  51. Aremu, M.O., Ogunlade, I. and Olonisakin, A. (2007). Fatty acid and amino acid composition of cashew nut (Anarcadium occidentale) protein concentrate. Pak. J. Nutr., 6: 419 – 423.
  52. Adeleke, R.O. and Abiodun, O.A. (2010). Nutritional composition of breadnut seed (Artocarpus camansi). African Journal of Agricultural Research, 5(11): 1273-1276.
  53. Bingham, S (1997). Dictionary of nutrition Barrie and Jenkins, London, pp76– 281.
  54. Salunkhe, D.K., Kadam, S.S. and Chavan, J.K. (1985). Post– harvest Biotechnology of Food Legumes. CRC Press, Boca Raton, FL, pp. 132 – 140.
  55. Oshodi, A.A., Olaofe, O. and Hall, G.M. (1993). Amino acid, fatty acid and mineral composition of pigeon pea (Cajanus cajan). Int. J. Food Sci. Nutri.,43: 187 – 191.
  56. FAO/WHO/UNU (1985).Energy and protein requirements.Technical report series No. 724, Geneva.Ghafoornissa.
  57. Oshodi, A.A., Esuoso, K.O. and Akintayo, E.T. (1998). Proximate and amino acid composition of some underutilized Nigerian legume flour and protein concentrates. La Rivista Italiana Delle Sostanze Grasse, 75: 409–412.
  58. Hickling, D. (2003). Canadian feed peas industry guide. Pulse Canada: Winnipeg Manitoba p. 36 Web.
  59. Oladunjoye, I.O., Ologhobo, A.D. and Olaniyi, C.O. (2010). Nutrient composition, energy value and residual anti-nutritional factors in differently processed breadfruit (Artocarpusaltilis) meal, 9: 1684 – 5315.
  60. Selle, P.H., Ravindran V., Caldwell R.A. and Bryden W.L. (2000): Phytate and phytase: consequences for protein utilisation. Nutr. Res. Rev., 13; 255–278.
  61. Oluwole, S.I., Fagbemi, T.N. and Osundahunsi, O.F. (2015). Determination of chemical composition, nutritional quality and anti-diabetic potential of raw, blanched and fermented wonderful kola. J. Human Nutr. and Food Sci., 23(6): 2333 – 6706.
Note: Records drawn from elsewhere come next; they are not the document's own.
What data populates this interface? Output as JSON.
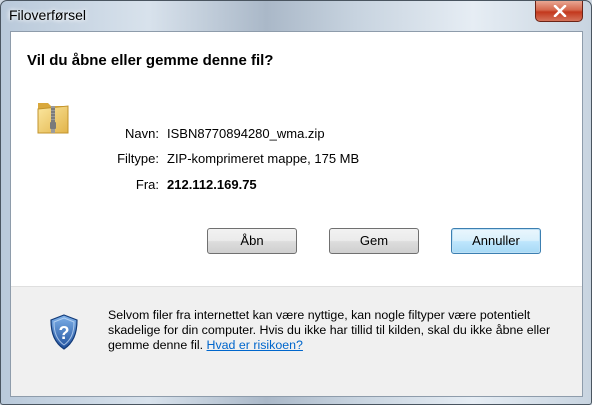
{
  "window": {
    "title": "Filoverførsel"
  },
  "dialog": {
    "heading": "Vil du åbne eller gemme denne fil?",
    "file": {
      "name_label": "Navn:",
      "name_value": "ISBN8770894280_wma.zip",
      "type_label": "Filtype:",
      "type_value": "ZIP-komprimeret mappe, 175 MB",
      "from_label": "Fra:",
      "from_value": "212.112.169.75"
    },
    "buttons": {
      "open": "Åbn",
      "save": "Gem",
      "cancel": "Annuller"
    },
    "warning": {
      "text": "Selvom filer fra internettet kan være nyttige, kan nogle filtyper være potentielt skadelige for din computer. Hvis du ikke har tillid til kilden, skal du ikke åbne eller gemme denne fil.",
      "link": "Hvad er risikoen?"
    }
  },
  "icons": {
    "close": "close-icon",
    "file": "zip-folder-icon",
    "warning": "security-shield-icon"
  },
  "colors": {
    "close_button": "#c3381d",
    "default_button_border": "#3c7fb1",
    "link": "#0066cc",
    "footer_background": "#f0f0f0"
  }
}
Cite this Article:

International Journal of Sciences is Open Access Journal.
This article is licensed under a Creative Commons Attribution 4.0 International (CC BY 4.0) License.
Author(s) retain the copyrights of this article, though, publication rights are with Alkhaer Publications.

Search Articles
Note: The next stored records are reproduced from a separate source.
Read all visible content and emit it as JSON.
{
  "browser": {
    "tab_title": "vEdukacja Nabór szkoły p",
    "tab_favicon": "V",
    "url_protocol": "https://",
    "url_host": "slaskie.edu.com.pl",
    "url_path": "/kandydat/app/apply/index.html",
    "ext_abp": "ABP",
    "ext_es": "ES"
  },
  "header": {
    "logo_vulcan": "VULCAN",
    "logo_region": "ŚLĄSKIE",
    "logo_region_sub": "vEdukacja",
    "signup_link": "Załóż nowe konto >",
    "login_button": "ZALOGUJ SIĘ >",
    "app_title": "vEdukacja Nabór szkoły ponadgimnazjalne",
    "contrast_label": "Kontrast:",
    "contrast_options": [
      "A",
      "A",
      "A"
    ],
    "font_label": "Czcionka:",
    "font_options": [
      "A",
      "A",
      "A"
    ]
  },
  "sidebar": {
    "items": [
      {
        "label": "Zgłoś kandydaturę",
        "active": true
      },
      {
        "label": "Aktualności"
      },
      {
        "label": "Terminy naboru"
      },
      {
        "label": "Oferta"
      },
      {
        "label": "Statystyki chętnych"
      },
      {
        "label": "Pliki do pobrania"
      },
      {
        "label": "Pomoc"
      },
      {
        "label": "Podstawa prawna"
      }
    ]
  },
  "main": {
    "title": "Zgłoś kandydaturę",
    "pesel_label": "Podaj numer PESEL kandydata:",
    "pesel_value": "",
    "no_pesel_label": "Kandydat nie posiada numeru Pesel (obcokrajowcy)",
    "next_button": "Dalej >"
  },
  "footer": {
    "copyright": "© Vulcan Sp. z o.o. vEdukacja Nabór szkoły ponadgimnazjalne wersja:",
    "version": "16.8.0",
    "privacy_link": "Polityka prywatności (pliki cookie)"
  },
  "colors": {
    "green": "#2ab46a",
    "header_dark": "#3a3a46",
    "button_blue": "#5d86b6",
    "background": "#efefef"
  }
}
Issue June 2023

Volume 12, June 2023

Table of Contents

World-wide Delivery is FREE

Share this Issue with Friends:

Submit your Paper